The Cold War was a period of intense geopolitical tension between the United States and the Soviet Union that lasted from the end of World War II in 1945 until the fall of the Soviet Union in 1991. It was a global conflict that defined the second half of the 20th century, shaping international relations and setting the stage for major political, economic, and military developments.
Interesting fact about the Cold War
During the Cold War, the United States considered developing a bomb powered by nuclear explosions on the Moon as a display of their technological superiority. The plan was called “Project A119” and although it was never executed, it caused controversy when declassified documents were released in 2000.
Origins of the Cold War
The origins of Cold War can be traced back to the end of World War II. United States and Soviet Union emerged as two superpowers with vastly different political ideologies and economic systems. US was a capitalist democracy, while Soviet Union was a communist state. These ideological differences would create major power struggle shaping the world for next several decades.
Conflict heightened by events increasing tensions between the superpowers. In 1947, Truman Doctrine announced US support for any country threatened by communism. Marshall Plan provided economic aid to Western Europe to rebuild after the war. Soviet Union saw these as an attempt by US to spread its influence and contain communism.
Cold War fueled by arms race between superpowers. US and Soviet Union engaged in nuclear arms race, developing and testing increasingly powerful weapons.
Key Events of the Cold War
The Cold War was defined by key events that shaped the conflict between the US and the Soviet Union. One such event was the 1948 Berlin Blockade, during which the Soviet Union blocked all access to West Berlin, prompting the US to launch a massive airlift to provide supplies.
The Cuban Missile Crisis in 1962 was a dangerous moment of the Cold War, as the Soviet Union had installed nuclear missiles in Cuba, which were demanded to be removed by President John F. Kennedy. The world was on the brink of nuclear war before the Soviet Union agreed to remove the missiles.
The Vietnam War, a significant event of the Cold War, ended in a stalemate after the US became involved to prevent the spread of communism. The war had a profound impact on US society and continues to be a source of ongoing debate and controversy.
The end of the Cold War came with the fall of the Soviet Union in 1991. Soviet Union had faced economic and political challenges for several years, and in 1991, it dissolved into 15 independent countries.
Impact of the Cold War
Cold War profoundly impacted international relations and global power balance. It led to the formation of military alliances like NATO and the Warsaw Pact, and fueled conflicts worldwide, including the Korean War, Vietnam War, and Soviet invasion of Afghanistan.
The arms race between the US and the Soviet Union also had a significant impact on global security. The development of nuclear weapons and the threat of mutually assured destruction created a tense and dangerous global environment.
Cold War also had significant social and cultural impacts.

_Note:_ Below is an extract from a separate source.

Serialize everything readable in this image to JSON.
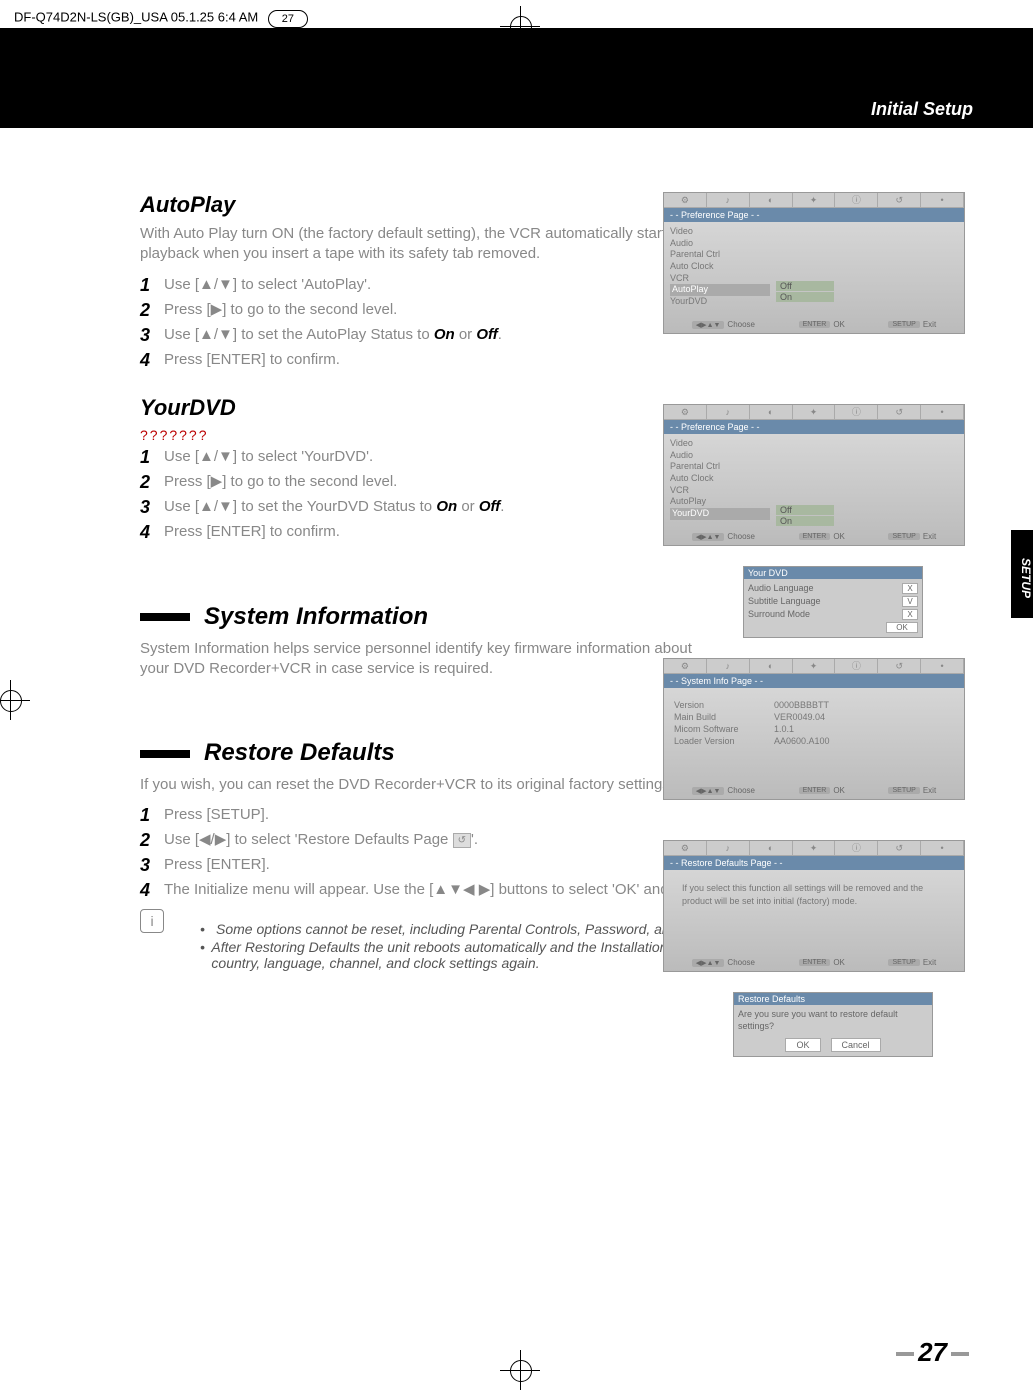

The fear of communism led to a wave of anti-communist hysteria in the US known as the Red Scare. It also led to the development of a massive military-industrial complex and the expansion of the US intelligence community.
The Cold War was a global conflict that shaped international relations and defined the second half of the 20th century.
It was a power struggle between two superpowers with vastly different ideologies and economic systems, fueled by an arms race and key events. The impact of the Cold War is still felt today, leaving a lasting legacy on the world. The fall of the Soviet Union marked the end of the bipolar world order, ushering in a new era of global politics, with the US emerging as the sole superpower. The end of the Cold War also paved the way for the reunification of Germany and the expansion of the European Union.
However, the aftermath of the Cold War also brought new challenges, such as the rise of terrorism and the proliferation of nuclear weapons. Conflicts in the Middle East, including the Gulf War and the ongoing war in Syria, can be traced back to the Cold War era.
Overall, the Cold War was a defining period in world history that had far-reaching impacts on politics, economics, and culture. It was a time of intense rivalry and tension between the US and the Soviet Union, but it also led to important breakthroughs in science and technology, including space exploration and computer development. Today, it serves as a reminder of the dangers of nuclear weapons and the importance of diplomacy and international cooperation in maintaining global peace and stability.